Digestion 1996;57 Suppl 1:45-7
“In patients with midgut carcinoid tumours, chromogranin A is more sensitive than urinary 5-hydroxyindoleacetic acid but by combining these two biochemical markers most GEP tumours can be diagnosed. Chromogranin A is also a prognostic marker for survival in patients with midgut carcinoid tumours.”
Kimura N, Hoshi S, Takahashi M, Takeha S, Shizawa S, Nagura H
J Urol 1997 Feb;157(2):565-8
“Chromogranin A is an excellent marker for neuroendocrine tumors, particularly nonfunctioning tumors, and measurement of chromogranin A is also useful to detect prostatic carcinoma in patients whose prostate specific antigen is not elevated.”
Syversen U, Heide LS, Waldum HL
Tidsskr Nor Laegeforen 1997 Oct 30;117(26):3810-1
“Chromogranin A in serum should be the first test used for detecting carcinoids. It is also useful for diagnosing other neuroendocrine tumours, such as oat-cell carcinoma of the lung, pheochromocytoma and neuroblastoma.”
Nobels FR, Kwekkeboom DJ, Bouillon R, Lamberts SW
Eur J Clin Invest 1998 Jun;28(6):431-40
“Neuroendocrine tumours for which no peptide marker is available usually retain the capacity to secrete CgA. CgA can thus be used as serum marker for these so-called ‘non-functioning’ endocrine tumours.

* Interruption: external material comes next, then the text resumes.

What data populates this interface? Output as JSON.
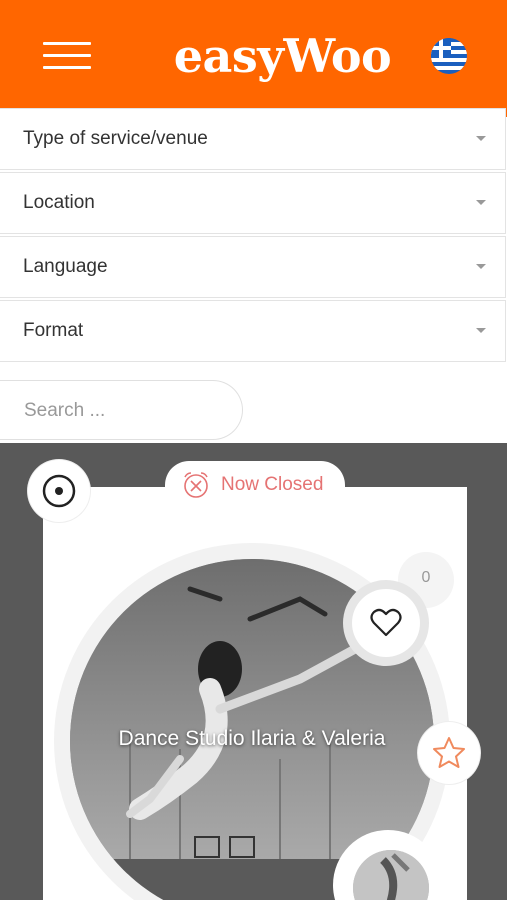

Moreover, in patients with carcinoids and phaeochromocytomas, CgA is a more stable and thus more easily manageable marker than plasma levels of respectively serotonin and catecholamines and their urinary metabolites.”
Pirker RA, Pont J, Pohnl R, Schutz W, Griesmacher A, Muller MM

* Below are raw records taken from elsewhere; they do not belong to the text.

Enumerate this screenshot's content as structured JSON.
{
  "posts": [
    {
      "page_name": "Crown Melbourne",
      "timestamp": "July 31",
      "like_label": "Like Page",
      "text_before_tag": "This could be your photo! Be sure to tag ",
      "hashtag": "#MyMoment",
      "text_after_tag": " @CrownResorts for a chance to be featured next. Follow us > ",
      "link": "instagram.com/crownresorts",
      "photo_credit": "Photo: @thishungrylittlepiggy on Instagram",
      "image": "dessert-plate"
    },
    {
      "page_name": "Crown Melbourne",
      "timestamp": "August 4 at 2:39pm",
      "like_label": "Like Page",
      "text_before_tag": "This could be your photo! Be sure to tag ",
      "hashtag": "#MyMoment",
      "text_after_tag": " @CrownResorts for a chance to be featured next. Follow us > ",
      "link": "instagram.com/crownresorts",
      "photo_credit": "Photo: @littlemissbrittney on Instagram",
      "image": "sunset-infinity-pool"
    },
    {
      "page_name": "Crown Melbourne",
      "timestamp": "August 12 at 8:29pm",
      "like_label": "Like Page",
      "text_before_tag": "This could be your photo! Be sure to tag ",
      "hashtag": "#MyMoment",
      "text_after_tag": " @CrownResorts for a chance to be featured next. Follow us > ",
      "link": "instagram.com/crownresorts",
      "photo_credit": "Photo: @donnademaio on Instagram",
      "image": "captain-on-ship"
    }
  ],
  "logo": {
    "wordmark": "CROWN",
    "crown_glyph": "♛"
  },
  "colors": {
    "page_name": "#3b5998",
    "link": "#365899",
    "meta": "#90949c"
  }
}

Clin Chem Lab Med 1998 Nov;36(11):837-4
“In our study that lasted over one year we could clearly show that the measurement of chromogranin A is impressively superior to 5-hydroxyindoleacetic-acid for detecting a relapse of carcinoids.”
Militello C, Cannizzaro R, Pradella P, Volpin E et.al
Chir Ital 1999 Jan-Feb;51(1):45-51
“The high diagnostic accuracy of CgA sampling renders it very useful in early neoplastic detection, even in cases of nonfunctioning neoplasms or absence of liver metastases. In addition, CgA sampling may be an effective screening test in patients with irritable bowel syndrome or with liver or lung metastases when there is no evidence of the primitive (primary) tumor”.
Ferrari L, Seregni E, Bajetta E, Martinetti A, Bombardieri E
Anticancer REs. 1999 Jul-Aug; 19(4C):3415-27
“Because of the high sensitivity and specificity of CgA, this glycoprotein can be successfully used in diagnosis, prognosis and follow-up of NETs. CgA blood evaluation seems of particular interest in the management of the gastroenteropancreatic tract NETs and in carcinoids.”
Oberg K, Janson ET, Eriksson B
Digestion 2000;62 Suppl 1:33-8
“At the moment, chromogranin A is considered the best general neuroendocrine serum or plasma marker available both for diagnosis and therapeutic evaluation and is increased in 50-100% of patients with various neuroendocrine tumors. Chromogranin A serum or plasma levels reflect tumor load, and it may be an independent marker of prognosis in patients with midgut carcinoids.
Last modified: 2009